Tougher EU data protection rules are planned for adoption late this year or early next. Yet as things stand an overwhelming majority of cloud providers would foul of one or another of the new measures. The General Data Protection Regulation, likely to be enforced from 2016 or 2017, replaces the 1995 directive and could introduce fines of up to €100m ($134m), along with rules on notifying breaches, data location and the right to be forgotten.
A new piece of research claims that cloud service providers are poorly prepared for incoming EU regulations.

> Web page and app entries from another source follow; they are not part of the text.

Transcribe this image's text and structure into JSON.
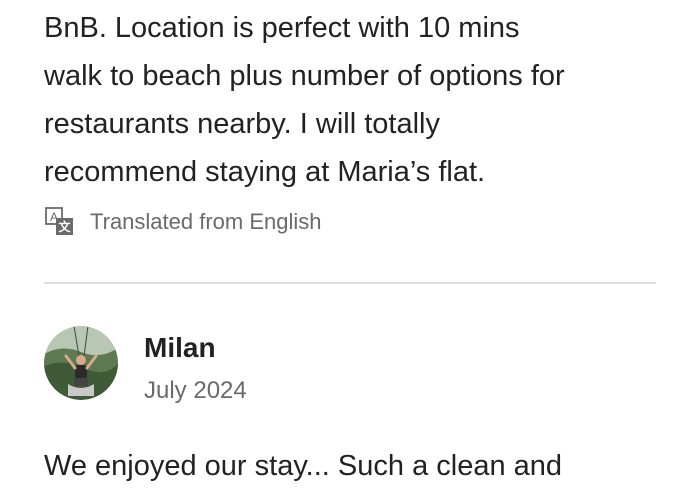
{
  "previous_review": {
    "lines": [
      "BnB. Location is perfect with 10 mins",
      "walk to beach plus number of options for",
      "restaurants nearby. I will totally",
      "recommend staying at Maria’s flat."
    ],
    "translation_note": "Translated from English",
    "translation_icon": "translate-icon"
  },
  "review": {
    "reviewer_name": "Milan",
    "date": "July 2024",
    "avatar_icon": "avatar-photo",
    "lines": [
      "We enjoyed our stay... Such a clean and"
    ]
  },
  "colors": {
    "text_primary": "#222222",
    "text_secondary": "#6a6a6a",
    "divider": "#dddddd"
  }
}
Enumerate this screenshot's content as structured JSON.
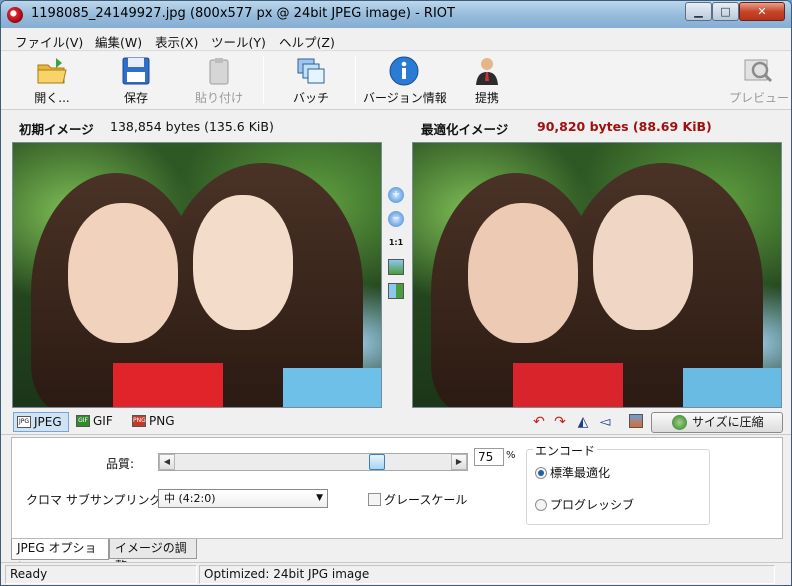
{
  "window": {
    "title": "1198085_24149927.jpg (800x577 px @ 24bit JPEG image) - RIOT",
    "minimize": "▁",
    "maximize": "□",
    "close": "✕"
  },
  "menu": [
    "ファイル(V)",
    "編集(W)",
    "表示(X)",
    "ツール(Y)",
    "ヘルプ(Z)"
  ],
  "toolbar": {
    "open": "開く...",
    "save": "保存",
    "paste": "貼り付け",
    "batch": "バッチ",
    "version": "バージョン情報",
    "sponsor": "提携",
    "preview": "プレビュー"
  },
  "header": {
    "original_label": "初期イメージ",
    "original_size": "138,854 bytes (135.6 KiB)",
    "optimized_label": "最適化イメージ",
    "optimized_size": "90,820 bytes (88.69 KiB)",
    "optimized_color": "#a01010"
  },
  "zoom": {
    "one_to_one": "1:1"
  },
  "formats": {
    "jpeg": "JPEG",
    "gif": "GIF",
    "png": "PNG",
    "jpeg_icon": "JPG",
    "gif_icon": "GIF",
    "png_icon": "PNG"
  },
  "compress_button": "サイズに圧縮",
  "options": {
    "quality_label": "品質:",
    "quality_value": "75",
    "quality_unit": "%",
    "chroma_label": "クロマ サブサンプリング:",
    "chroma_value": "中 (4:2:0)",
    "grayscale": "グレースケール",
    "encode_legend": "エンコード",
    "encode_standard": "標準最適化",
    "encode_progressive": "プログレッシブ"
  },
  "tabs": [
    "JPEG オプション",
    "イメージの調整"
  ],
  "status": {
    "state": "Ready",
    "message": "Optimized: 24bit JPG image"
  }
}
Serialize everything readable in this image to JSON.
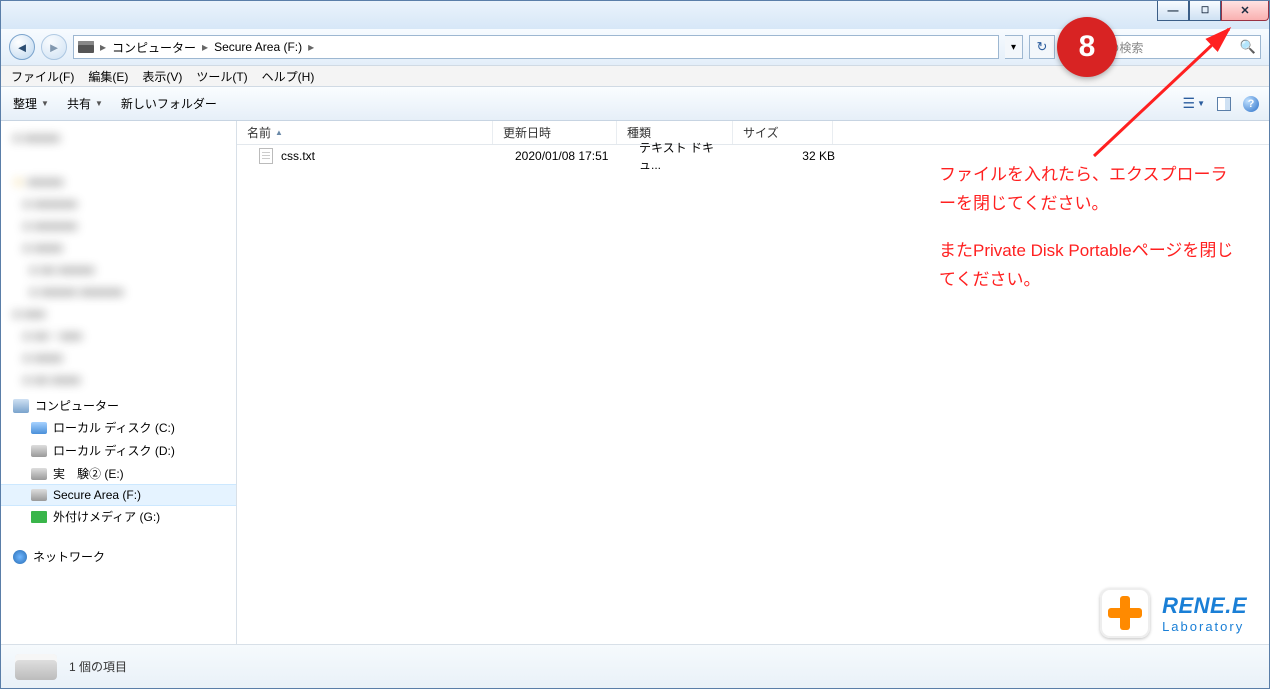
{
  "window_controls": {
    "minimize": "min",
    "maximize": "max",
    "close": "close"
  },
  "breadcrumb": {
    "root": "コンピューター",
    "current": "Secure Area (F:)"
  },
  "search": {
    "placeholder": "rea (F:)の検索"
  },
  "menubar": [
    "ファイル(F)",
    "編集(E)",
    "表示(V)",
    "ツール(T)",
    "ヘルプ(H)"
  ],
  "toolbar": {
    "organize": "整理",
    "share": "共有",
    "new_folder": "新しいフォルダー"
  },
  "columns": {
    "name": "名前",
    "date": "更新日時",
    "type": "種類",
    "size": "サイズ"
  },
  "files": [
    {
      "name": "css.txt",
      "date": "2020/01/08 17:51",
      "type": "テキスト ドキュ...",
      "size": "32 KB"
    }
  ],
  "sidebar": {
    "computer": "コンピューター",
    "drives": [
      {
        "label": "ローカル ディスク (C:)",
        "icon": "blue"
      },
      {
        "label": "ローカル ディスク (D:)",
        "icon": "gray"
      },
      {
        "label": "実　験② (E:)",
        "icon": "gray"
      },
      {
        "label": "Secure Area (F:)",
        "icon": "gray",
        "selected": true
      },
      {
        "label": "外付けメディア (G:)",
        "icon": "green"
      }
    ],
    "network": "ネットワーク"
  },
  "status": {
    "text": "1 個の項目"
  },
  "annotation": {
    "badge": "8",
    "line1": "ファイルを入れたら、エクスプローラーを閉じてください。",
    "line2": "またPrivate Disk Portableページを閉じてください。"
  },
  "logo": {
    "brand": "RENE.E",
    "sub": "Laboratory"
  }
}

In fact, according to the findings of Skyhigh Networks, which took a fine-tooth comb to its CloudRegistry of some 7,000 cloud services, only one per cent of vendors meet the stipulations of the EU General Data Protection Regulation which is expected to come into play in 2015 (replacing the Data Protection Directive adopted in 1995). The new legislation lays down regulations on data residency, encryption and security, and deletion policies along with the now notorious “right to be forgotten” ruling that was applied to Google (and other search engines). In terms of data residency, only eleven counties currently comply with EU privacy requirements, and the US isn’t one of them – and the States is where two-thirds of all cloud providers have their HQ.